* _Work to be completed_: The answer must consist of each line below that contains the word "subtitle", copied in full.

=== Data section ===

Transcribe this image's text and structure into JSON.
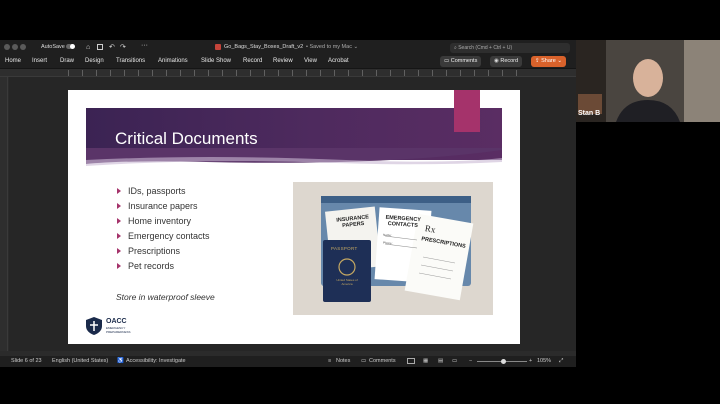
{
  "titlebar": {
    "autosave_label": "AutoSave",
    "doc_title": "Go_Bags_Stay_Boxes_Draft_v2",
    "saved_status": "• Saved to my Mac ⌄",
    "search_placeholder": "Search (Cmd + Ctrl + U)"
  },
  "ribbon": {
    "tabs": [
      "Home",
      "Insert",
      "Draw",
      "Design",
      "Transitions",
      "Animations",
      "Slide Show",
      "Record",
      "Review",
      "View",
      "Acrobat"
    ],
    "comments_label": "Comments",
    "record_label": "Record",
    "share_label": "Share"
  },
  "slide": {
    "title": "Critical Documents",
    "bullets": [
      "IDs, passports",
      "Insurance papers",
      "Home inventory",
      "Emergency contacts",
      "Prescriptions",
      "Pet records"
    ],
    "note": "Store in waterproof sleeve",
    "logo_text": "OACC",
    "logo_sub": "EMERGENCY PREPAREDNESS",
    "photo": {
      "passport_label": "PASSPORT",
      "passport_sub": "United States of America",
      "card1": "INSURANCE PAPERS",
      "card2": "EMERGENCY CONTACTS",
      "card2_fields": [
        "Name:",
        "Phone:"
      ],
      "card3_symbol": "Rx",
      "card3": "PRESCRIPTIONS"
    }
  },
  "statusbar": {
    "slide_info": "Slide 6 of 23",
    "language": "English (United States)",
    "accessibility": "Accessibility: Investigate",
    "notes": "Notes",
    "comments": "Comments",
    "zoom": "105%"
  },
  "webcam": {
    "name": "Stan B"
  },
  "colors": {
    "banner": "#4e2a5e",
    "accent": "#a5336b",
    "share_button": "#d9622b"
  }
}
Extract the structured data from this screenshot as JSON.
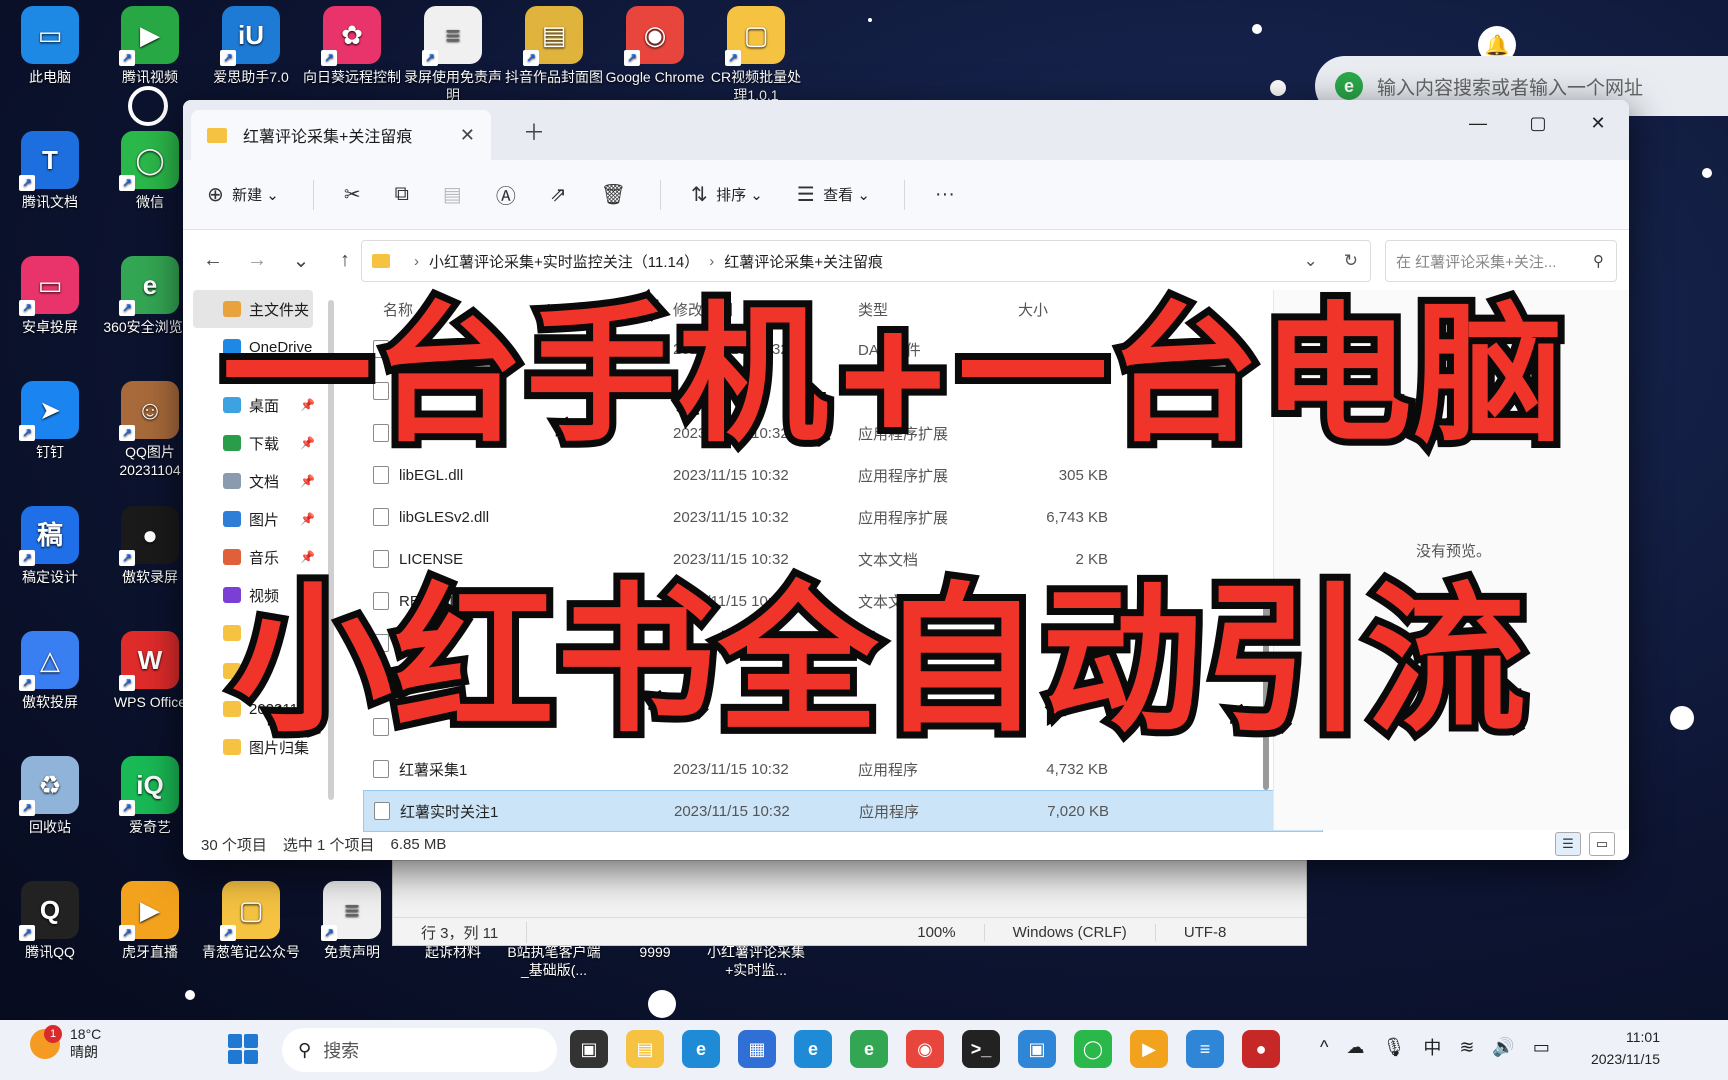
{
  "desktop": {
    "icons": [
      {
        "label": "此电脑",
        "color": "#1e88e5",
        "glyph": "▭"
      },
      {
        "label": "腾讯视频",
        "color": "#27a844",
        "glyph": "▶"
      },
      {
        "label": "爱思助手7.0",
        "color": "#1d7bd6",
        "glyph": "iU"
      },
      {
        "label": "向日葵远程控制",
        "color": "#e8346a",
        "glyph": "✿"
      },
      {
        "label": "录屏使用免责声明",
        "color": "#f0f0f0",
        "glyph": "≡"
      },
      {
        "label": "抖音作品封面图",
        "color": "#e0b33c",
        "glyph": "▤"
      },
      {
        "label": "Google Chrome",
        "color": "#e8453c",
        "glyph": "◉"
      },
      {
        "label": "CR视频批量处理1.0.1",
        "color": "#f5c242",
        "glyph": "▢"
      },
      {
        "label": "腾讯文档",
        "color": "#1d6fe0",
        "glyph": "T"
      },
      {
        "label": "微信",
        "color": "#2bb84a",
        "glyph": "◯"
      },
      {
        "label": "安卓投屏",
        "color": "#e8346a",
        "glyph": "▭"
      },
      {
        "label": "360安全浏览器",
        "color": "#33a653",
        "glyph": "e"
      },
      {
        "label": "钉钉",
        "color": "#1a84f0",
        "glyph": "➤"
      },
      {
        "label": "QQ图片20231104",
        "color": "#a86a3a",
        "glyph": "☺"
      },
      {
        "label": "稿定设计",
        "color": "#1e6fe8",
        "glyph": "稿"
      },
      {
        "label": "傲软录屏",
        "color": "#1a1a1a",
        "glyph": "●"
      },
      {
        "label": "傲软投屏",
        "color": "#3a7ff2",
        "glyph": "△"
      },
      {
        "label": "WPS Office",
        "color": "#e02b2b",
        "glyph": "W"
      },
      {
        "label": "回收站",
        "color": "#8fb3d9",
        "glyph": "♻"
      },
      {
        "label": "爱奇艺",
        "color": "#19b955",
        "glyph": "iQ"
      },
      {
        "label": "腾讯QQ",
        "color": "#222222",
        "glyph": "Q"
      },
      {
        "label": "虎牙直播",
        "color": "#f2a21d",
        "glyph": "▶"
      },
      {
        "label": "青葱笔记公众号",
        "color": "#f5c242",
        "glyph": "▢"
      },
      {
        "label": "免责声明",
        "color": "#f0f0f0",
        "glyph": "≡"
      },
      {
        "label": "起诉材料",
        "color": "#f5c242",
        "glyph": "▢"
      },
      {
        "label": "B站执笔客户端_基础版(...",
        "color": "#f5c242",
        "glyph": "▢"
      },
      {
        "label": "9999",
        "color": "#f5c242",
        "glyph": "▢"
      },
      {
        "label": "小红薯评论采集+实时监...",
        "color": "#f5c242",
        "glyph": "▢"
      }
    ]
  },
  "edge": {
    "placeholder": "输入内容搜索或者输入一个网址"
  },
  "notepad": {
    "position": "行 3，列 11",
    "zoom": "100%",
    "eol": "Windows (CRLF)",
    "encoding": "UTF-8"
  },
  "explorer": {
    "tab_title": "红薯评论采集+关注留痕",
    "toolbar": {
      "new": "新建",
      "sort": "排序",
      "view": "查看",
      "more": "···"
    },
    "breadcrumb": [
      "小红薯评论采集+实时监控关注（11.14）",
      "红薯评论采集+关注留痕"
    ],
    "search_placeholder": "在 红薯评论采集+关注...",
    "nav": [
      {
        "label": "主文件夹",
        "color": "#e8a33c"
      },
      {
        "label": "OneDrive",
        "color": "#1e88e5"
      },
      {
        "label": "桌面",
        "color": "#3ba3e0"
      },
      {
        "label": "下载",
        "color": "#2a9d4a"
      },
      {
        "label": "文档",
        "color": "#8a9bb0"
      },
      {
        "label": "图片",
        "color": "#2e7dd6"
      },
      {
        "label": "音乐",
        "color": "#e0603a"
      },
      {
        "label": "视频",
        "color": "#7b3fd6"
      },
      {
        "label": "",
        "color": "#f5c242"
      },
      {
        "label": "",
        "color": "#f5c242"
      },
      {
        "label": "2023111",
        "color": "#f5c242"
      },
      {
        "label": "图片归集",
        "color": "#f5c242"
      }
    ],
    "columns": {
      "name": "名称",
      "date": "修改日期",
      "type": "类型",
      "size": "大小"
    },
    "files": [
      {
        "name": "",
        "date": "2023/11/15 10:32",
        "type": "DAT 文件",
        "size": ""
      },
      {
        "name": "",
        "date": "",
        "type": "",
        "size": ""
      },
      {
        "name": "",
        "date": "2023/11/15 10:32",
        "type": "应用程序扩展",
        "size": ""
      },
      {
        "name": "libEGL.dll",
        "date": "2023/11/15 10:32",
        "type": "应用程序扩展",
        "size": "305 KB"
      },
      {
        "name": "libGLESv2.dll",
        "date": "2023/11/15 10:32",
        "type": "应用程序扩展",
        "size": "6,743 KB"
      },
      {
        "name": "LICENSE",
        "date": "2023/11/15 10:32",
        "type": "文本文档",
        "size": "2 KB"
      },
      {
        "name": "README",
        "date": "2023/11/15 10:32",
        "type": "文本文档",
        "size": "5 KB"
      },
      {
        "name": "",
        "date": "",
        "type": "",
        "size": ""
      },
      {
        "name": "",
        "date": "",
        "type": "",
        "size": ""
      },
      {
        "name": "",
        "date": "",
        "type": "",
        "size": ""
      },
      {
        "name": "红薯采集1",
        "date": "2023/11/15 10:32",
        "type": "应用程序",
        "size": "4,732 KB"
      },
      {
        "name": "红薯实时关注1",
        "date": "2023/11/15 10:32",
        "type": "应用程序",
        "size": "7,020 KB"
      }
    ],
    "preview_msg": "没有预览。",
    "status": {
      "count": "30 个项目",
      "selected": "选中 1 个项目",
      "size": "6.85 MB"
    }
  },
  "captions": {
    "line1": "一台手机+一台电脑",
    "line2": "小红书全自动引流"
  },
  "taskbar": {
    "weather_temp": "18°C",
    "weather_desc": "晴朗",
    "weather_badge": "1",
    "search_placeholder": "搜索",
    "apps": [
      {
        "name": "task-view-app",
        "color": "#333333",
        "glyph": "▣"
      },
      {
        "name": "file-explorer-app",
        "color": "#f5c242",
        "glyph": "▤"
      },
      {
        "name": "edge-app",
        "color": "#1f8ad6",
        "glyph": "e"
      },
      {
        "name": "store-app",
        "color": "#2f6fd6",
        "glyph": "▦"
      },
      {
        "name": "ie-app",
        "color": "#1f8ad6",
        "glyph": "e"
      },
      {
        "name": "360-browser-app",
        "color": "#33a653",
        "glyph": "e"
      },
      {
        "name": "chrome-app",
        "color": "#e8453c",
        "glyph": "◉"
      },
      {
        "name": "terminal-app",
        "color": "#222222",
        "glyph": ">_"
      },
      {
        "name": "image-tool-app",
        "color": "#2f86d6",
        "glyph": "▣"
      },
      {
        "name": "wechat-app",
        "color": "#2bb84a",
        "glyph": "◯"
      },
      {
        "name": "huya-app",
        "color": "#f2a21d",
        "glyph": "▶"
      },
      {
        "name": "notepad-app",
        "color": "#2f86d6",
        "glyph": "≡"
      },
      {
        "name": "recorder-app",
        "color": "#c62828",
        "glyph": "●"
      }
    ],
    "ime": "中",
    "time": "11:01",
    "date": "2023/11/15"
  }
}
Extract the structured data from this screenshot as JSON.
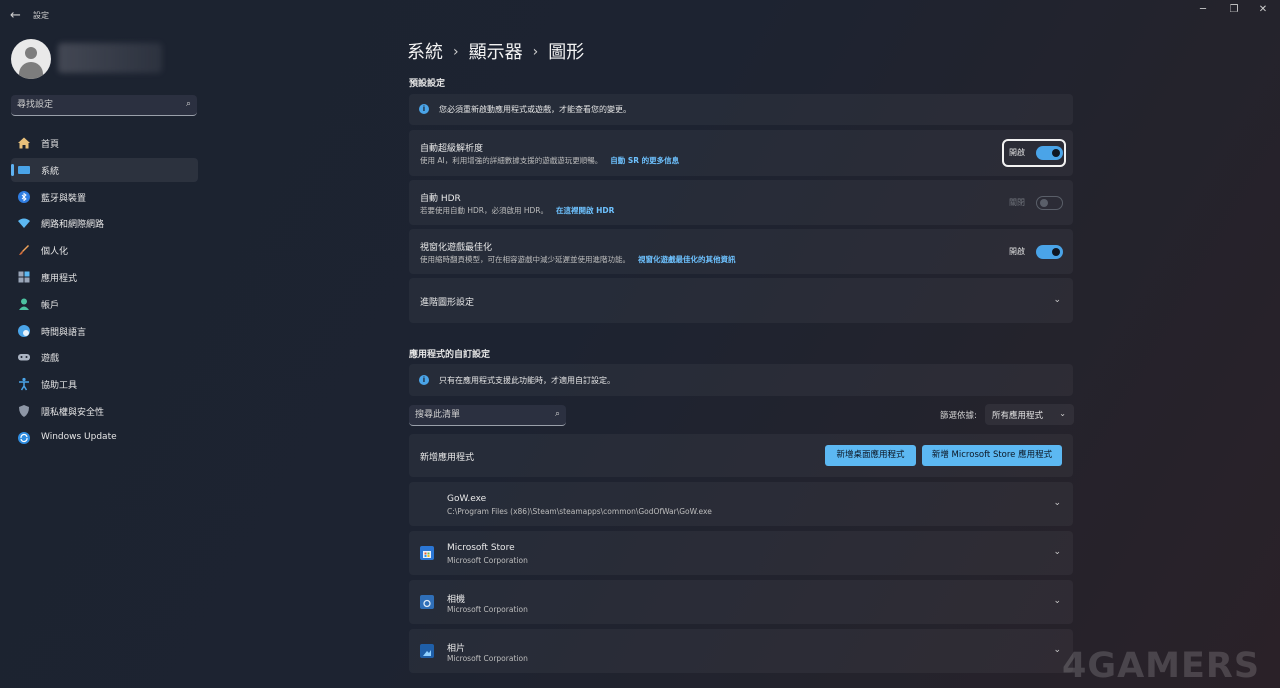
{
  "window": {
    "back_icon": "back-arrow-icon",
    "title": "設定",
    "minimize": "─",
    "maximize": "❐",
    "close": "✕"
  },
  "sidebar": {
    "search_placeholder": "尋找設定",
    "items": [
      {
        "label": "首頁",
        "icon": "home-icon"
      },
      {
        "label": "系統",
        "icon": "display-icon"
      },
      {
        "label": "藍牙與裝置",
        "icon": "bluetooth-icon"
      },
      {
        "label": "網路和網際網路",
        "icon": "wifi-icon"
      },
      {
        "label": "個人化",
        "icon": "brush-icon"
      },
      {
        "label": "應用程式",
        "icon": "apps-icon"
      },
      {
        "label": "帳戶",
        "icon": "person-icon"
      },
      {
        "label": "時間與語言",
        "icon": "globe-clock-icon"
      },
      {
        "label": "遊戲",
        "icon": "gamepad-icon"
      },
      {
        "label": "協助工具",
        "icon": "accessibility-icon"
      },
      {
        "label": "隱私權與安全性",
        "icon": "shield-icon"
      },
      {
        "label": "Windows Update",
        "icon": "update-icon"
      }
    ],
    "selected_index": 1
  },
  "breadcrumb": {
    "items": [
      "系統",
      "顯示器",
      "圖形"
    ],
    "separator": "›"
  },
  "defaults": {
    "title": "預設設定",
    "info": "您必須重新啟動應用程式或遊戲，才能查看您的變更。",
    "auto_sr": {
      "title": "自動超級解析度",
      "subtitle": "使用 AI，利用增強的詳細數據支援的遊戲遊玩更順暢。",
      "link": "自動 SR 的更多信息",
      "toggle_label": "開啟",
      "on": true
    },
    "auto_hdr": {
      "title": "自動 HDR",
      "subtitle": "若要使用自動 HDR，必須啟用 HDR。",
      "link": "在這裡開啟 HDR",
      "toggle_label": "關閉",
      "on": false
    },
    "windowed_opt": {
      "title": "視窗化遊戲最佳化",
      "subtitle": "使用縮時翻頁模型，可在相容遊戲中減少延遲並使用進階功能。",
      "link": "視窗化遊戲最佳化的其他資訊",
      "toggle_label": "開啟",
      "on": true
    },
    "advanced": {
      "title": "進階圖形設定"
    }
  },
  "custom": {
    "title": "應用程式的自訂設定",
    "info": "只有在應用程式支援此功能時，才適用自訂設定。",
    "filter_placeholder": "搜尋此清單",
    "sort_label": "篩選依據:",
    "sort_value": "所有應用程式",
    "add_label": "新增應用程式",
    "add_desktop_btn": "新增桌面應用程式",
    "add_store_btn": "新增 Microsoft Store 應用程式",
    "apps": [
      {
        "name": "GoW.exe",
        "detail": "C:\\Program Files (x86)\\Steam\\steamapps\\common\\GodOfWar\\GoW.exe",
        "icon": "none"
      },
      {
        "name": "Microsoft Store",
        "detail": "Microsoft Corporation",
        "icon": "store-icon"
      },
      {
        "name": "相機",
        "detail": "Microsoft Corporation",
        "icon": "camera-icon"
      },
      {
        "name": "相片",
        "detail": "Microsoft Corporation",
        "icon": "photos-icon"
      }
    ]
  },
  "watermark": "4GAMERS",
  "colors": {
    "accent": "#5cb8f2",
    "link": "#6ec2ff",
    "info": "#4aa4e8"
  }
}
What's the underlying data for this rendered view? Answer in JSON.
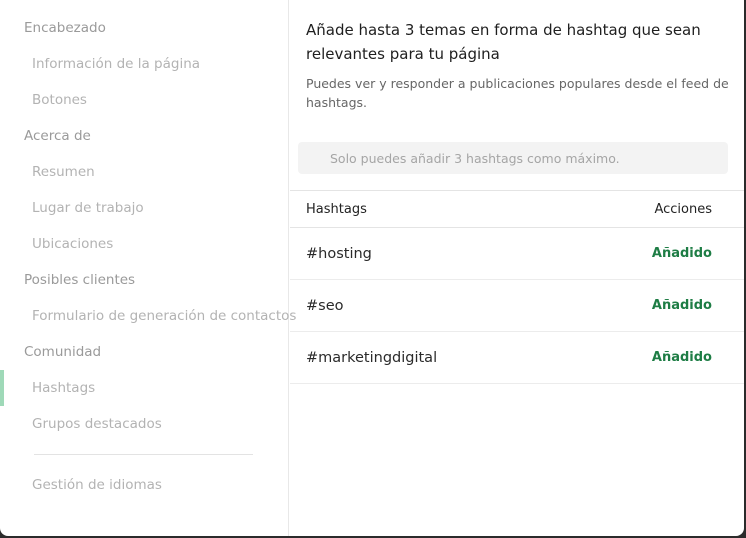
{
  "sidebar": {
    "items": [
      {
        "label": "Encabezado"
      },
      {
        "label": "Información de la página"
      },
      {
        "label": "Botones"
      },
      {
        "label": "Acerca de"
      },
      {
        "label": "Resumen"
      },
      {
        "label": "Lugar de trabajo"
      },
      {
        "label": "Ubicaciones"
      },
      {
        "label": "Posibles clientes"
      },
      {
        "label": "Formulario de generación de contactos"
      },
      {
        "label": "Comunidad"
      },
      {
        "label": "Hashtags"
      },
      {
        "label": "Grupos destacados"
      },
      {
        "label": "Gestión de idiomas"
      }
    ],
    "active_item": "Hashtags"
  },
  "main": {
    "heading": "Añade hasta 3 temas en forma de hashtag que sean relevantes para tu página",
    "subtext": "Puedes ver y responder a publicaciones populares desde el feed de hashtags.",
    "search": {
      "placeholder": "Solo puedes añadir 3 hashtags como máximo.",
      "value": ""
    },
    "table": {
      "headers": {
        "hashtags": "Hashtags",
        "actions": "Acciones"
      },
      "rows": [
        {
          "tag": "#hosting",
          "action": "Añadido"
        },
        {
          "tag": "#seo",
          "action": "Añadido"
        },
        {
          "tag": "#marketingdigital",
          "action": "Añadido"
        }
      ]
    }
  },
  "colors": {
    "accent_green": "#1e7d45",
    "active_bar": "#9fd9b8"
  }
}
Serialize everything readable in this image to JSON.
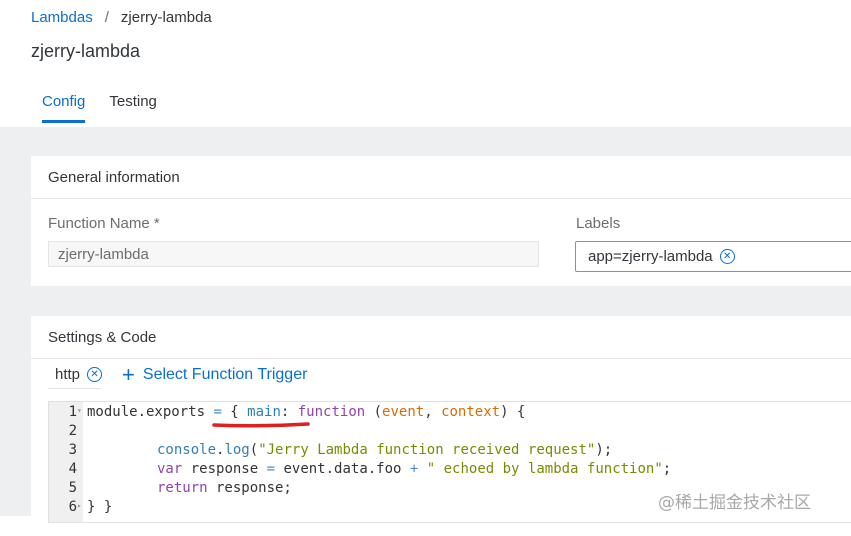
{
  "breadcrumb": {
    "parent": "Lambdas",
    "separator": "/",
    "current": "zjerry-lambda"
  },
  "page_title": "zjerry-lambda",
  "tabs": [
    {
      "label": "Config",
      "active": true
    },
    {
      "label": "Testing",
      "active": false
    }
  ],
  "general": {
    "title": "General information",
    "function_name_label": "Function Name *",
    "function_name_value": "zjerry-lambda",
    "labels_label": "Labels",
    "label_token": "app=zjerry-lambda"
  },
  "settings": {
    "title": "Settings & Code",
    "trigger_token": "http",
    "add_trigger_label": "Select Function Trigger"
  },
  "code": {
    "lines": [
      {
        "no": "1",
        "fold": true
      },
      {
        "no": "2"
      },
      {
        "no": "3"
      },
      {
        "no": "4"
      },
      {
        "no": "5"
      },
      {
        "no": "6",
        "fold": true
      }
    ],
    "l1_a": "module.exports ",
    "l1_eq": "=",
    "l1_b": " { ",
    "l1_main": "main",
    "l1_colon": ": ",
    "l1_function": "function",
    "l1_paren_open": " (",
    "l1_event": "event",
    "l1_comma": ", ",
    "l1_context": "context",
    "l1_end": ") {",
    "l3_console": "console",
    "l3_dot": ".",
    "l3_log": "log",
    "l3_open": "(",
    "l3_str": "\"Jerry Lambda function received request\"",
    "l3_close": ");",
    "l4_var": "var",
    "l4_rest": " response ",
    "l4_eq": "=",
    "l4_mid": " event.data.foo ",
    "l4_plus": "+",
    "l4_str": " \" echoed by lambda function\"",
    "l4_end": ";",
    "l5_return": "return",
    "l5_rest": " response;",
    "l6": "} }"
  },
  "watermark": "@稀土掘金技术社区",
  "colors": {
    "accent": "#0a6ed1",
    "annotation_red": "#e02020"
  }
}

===

* _Output for this exercise_:
      "subtitle": "使用 AI，利用增強的詳細數據支援的遊戲遊玩更順暢。",
      "subtitle": "若要使用自動 HDR，必須啟用 HDR。",
      "subtitle": "使用縮時翻頁模型，可在相容遊戲中減少延遲並使用進階功能。",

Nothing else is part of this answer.